SUPPLIED RECORDS START
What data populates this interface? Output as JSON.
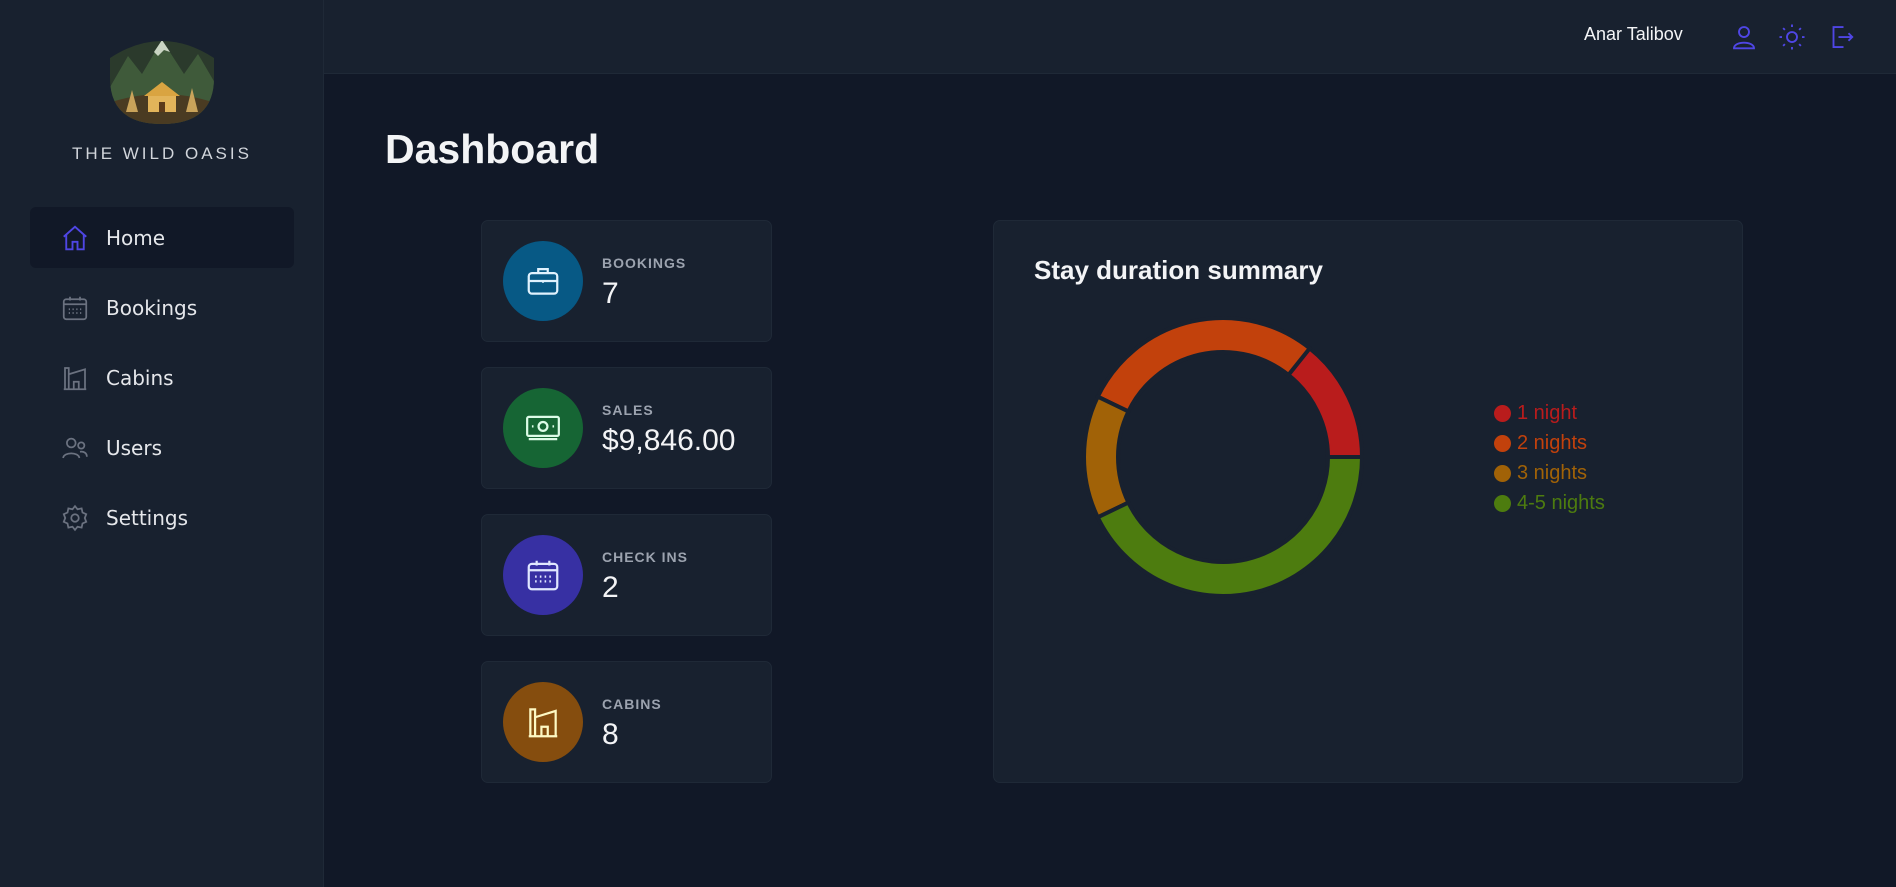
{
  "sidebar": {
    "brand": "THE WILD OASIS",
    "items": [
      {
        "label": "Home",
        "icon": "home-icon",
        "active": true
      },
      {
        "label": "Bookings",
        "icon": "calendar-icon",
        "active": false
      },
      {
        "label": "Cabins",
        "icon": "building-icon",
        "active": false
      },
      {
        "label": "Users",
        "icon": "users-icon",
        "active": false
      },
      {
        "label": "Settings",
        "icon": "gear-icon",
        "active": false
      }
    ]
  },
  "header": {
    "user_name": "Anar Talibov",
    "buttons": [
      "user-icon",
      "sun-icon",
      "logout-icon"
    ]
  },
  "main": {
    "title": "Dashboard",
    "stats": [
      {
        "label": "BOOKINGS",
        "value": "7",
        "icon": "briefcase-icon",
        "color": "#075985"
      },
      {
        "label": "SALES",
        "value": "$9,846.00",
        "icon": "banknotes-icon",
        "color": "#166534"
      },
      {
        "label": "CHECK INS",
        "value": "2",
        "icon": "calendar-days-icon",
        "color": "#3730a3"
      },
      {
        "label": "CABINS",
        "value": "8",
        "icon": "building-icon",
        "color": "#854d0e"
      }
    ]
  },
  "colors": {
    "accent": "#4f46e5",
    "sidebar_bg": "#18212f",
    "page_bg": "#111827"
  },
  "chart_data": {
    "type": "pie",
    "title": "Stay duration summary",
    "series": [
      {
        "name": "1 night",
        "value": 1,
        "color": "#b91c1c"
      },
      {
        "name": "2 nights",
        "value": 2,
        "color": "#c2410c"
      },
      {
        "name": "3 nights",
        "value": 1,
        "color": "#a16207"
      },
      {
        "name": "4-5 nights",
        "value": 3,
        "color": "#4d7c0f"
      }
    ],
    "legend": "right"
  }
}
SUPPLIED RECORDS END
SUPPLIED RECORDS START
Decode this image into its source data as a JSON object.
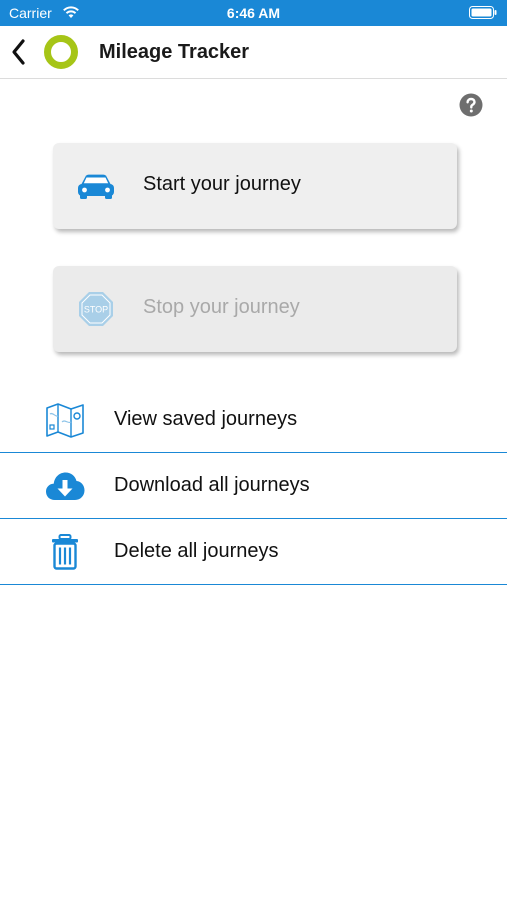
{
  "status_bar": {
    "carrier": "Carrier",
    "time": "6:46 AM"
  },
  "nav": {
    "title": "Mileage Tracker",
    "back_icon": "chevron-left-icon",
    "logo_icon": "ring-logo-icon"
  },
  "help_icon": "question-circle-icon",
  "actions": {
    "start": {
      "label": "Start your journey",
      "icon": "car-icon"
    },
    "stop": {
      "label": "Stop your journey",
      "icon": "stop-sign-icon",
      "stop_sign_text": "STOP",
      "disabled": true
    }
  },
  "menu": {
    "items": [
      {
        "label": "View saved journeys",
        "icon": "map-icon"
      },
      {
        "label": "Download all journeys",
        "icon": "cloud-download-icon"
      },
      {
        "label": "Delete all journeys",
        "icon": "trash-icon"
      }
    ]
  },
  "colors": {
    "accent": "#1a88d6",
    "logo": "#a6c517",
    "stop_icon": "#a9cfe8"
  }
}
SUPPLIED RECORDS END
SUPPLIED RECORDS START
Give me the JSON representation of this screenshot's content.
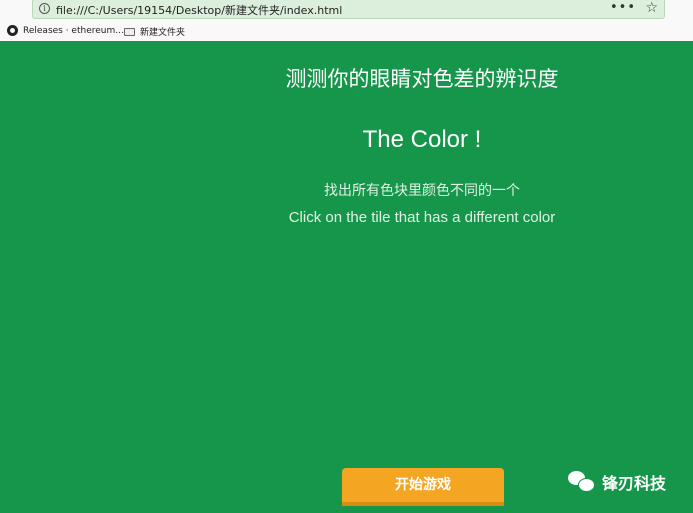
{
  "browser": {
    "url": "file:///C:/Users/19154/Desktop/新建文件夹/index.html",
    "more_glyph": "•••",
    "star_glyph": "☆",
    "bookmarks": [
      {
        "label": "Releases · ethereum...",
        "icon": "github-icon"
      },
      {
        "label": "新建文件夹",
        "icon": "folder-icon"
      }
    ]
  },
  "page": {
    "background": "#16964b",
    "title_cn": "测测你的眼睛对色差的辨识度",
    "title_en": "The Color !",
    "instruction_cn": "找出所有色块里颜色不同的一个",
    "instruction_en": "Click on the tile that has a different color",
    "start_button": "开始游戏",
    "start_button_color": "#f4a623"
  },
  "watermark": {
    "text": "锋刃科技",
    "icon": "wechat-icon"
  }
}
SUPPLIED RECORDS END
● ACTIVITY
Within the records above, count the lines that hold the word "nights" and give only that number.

● TASK SOLUTION
3